hi, thank you for doing this ama! what is the process to follow when basic scientific/research principles are misused in research? do you get papers taken down or do they just need to be labelled as potentially flawed? if these papers are cited elsewhere, is it a requirement to note the shortcomings of the research done?

how do you make non-scientific people (like me, or even possibly news agencies for that matter) aware of the fact that certain studies are flawed so that they do not reference them as reliable sources?

Haul-Of-Frames8 karma

That makes sense, thank you!!

Haul-Of-Frames7 karma

Thank you so much for your answers! I had another question about this:

Given that world leaders like Donald Trump have been known to spread misinformation, and people believe it, do you think papers that are flawed should remain up in case they misguide people's opinions in the scientific community?
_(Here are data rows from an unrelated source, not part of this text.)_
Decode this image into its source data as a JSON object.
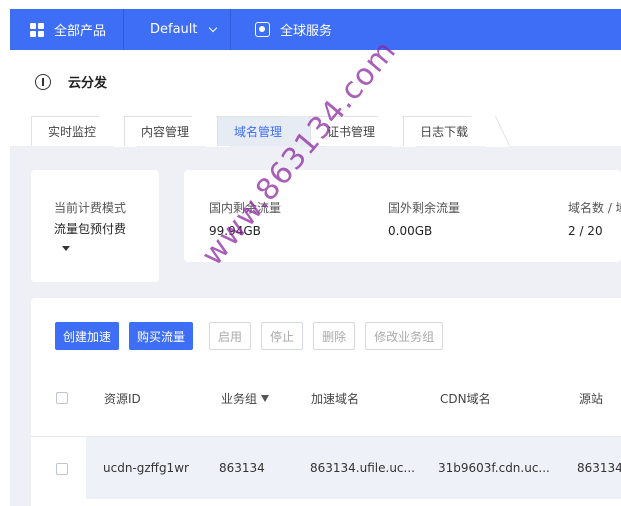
{
  "topnav": {
    "products_label": "全部产品",
    "project_label": "Default",
    "services_label": "全球服务"
  },
  "header": {
    "title": "云分发"
  },
  "tabs": [
    {
      "label": "实时监控",
      "active": false
    },
    {
      "label": "内容管理",
      "active": false
    },
    {
      "label": "域名管理",
      "active": true
    },
    {
      "label": "证书管理",
      "active": false
    },
    {
      "label": "日志下载",
      "active": false
    }
  ],
  "billing": {
    "label": "当前计费模式",
    "value": "流量包预付费"
  },
  "stats": [
    {
      "label": "国内剩余流量",
      "value": "99.94GB"
    },
    {
      "label": "国外剩余流量",
      "value": "0.00GB"
    },
    {
      "label": "域名数 / 域名上限",
      "value": "2 / 20"
    }
  ],
  "toolbar": {
    "create_label": "创建加速",
    "buy_label": "购买流量",
    "start_label": "启用",
    "stop_label": "停止",
    "delete_label": "删除",
    "edit_group_label": "修改业务组"
  },
  "table": {
    "columns": [
      "资源ID",
      "业务组",
      "加速域名",
      "CDN域名",
      "源站"
    ],
    "rows": [
      [
        "ucdn-gzffg1wr",
        "863134",
        "863134.ufile.uc...",
        "31b9603f.cdn.uc...",
        "863134"
      ]
    ]
  },
  "watermark": "www.863134.com",
  "colors": {
    "brand": "#3e6ef6",
    "page_bg": "#eef0f5",
    "watermark": "#8c28a0"
  }
}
Twitter flagging Trump's tweets has not completely countered this issue, but scientific researchers (I assume) are a more informed community.

Haul-Of-Frames5 karma

hi! how do you predict consumer happiness/decision making etc during unprecedented times like this, when such a scenario may not have taken place before and you do not have much data to go on?

also since the research you do and the data you collect are relevant to sales, do you see advertisements being affected by the pandemic in the long run from any changes in consumer mindset?

Haul-Of-Frames5 karma

thank you for answering, that is very interesting! the data you collect seems to be applicable to so many different fields. i asked about advertising as a student interested in media, but i can see it being useful in various types of companies be it internet security, food, travel etc. your job sounds really cool and i will definitely check out your YouTube channel :)